    What do you call a defensive coordinator who isn’t in charge of his defense?

    With the new hire of Todd Bowles as secondary coach, I suppose the answer is Juan Castillo.

    Andy Reid told the press that he always planned to retain Castillo, but we don’t have to believe him. The Eagles were probably turned down by Steve Spagnuolo and others before they settled back in for another year of “the offensive line coach?” Castillo, who could already rely on “assistant” Jim Washburn for the defensive line and now has Bowles coaching up the defensive backs.

    On the surface, given Castillo’s return, the Bowles move is quite positive. He has a long history in the league and was respected enough by his players that the Dolphins promoted him to interim head coach after Tony Sparano was fired.

    But, I doubt that Reid lured Bowles to town with anything less than absolute control over the secondary -- much like Washburn has over the defensive line. And, while that might bring better schemes and technique, it also establishes the second of Castillo’s underlings who actually have more power than he does.

    Juan’s role is rapidly reducing. Presumably he still has control over Mike Caldwell’s linebackers (for better or worse) and play-calling duties (mostly worse) -- but that’s all.

    Somehow, two authoritative assistants and one bumbling overseer doesn’t strike me as the formula for a successful defense.

    Let me put it a different way. On The Wire, police Major “Bunny” Colvin (who bears more than a passing resemblance to Mr. Bowles) uses his complete control over the Western District to establish his own extra-legal, free-drug zones to isolate the gangs in uninhabited areas of Baltimore. It’s a brilliant plan in its own right and succeeds in cutting down on violence.

    But, (spoiler alert) it can’t last. Colvin’s plan is incompatible with the rest of the police force, especially his backwards superiors. Change within a corrupt bureaucratic organization is difficult, and it has to start at the top. You can’t fix problems and spearhead better policies without a cohesive plan pulling it all together.

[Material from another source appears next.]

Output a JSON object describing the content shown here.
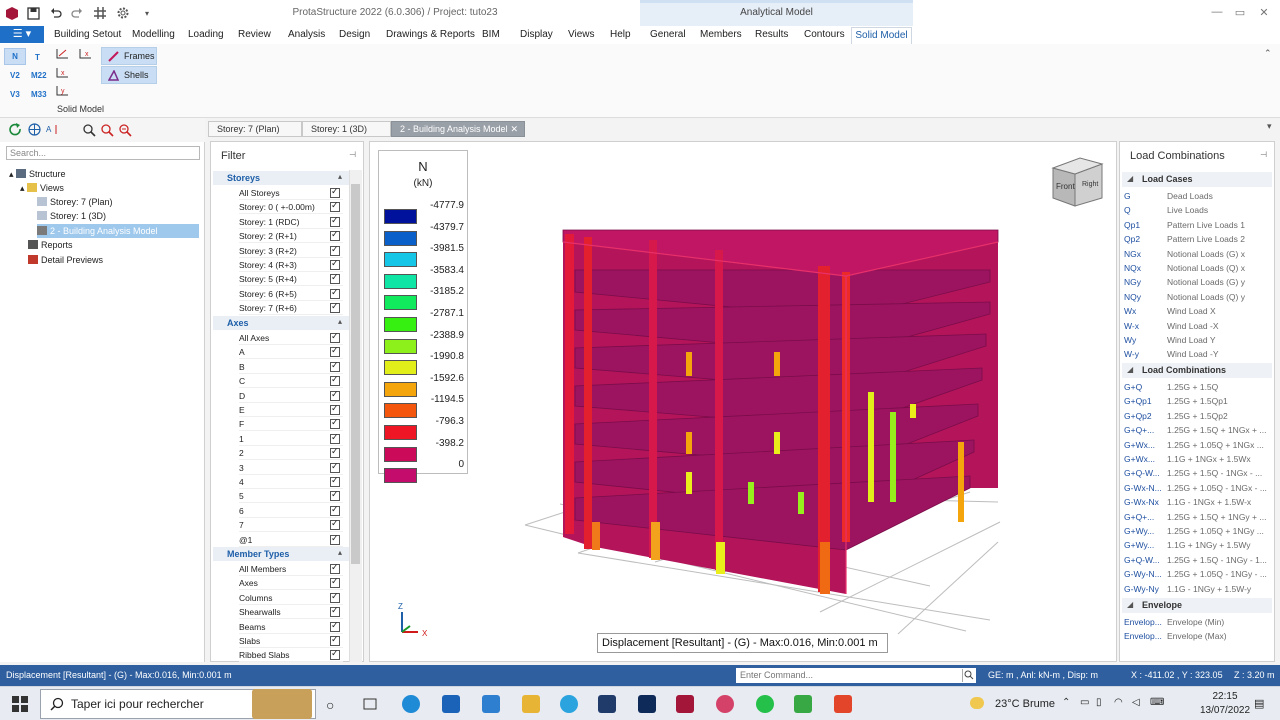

    By removing Castillo further from on-the-ground responsibilities, Reid addressed the symptom of poor coaching without removing the cause -- the lack of an experienced defensive coordinator who can actually take control of the whole defense. Until that changes, I will remain pessimistic about the unit’s future.